### [Your assignment]
Which lines of the listing hold the string "Conversations"? Copy those lines.

### [Information provided]
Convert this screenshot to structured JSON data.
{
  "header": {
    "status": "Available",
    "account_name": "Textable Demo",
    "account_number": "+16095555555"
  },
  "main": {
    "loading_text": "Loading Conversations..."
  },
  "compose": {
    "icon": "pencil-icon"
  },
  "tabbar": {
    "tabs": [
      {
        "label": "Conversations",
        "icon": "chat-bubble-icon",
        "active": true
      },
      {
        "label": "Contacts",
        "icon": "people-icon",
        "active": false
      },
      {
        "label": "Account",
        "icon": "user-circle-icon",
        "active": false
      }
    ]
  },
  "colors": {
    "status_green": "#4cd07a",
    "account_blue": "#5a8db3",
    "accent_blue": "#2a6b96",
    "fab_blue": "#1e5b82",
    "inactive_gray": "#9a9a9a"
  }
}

### [Exercise solution]
    "loading_text": "Loading Conversations..."
        "label": "Conversations",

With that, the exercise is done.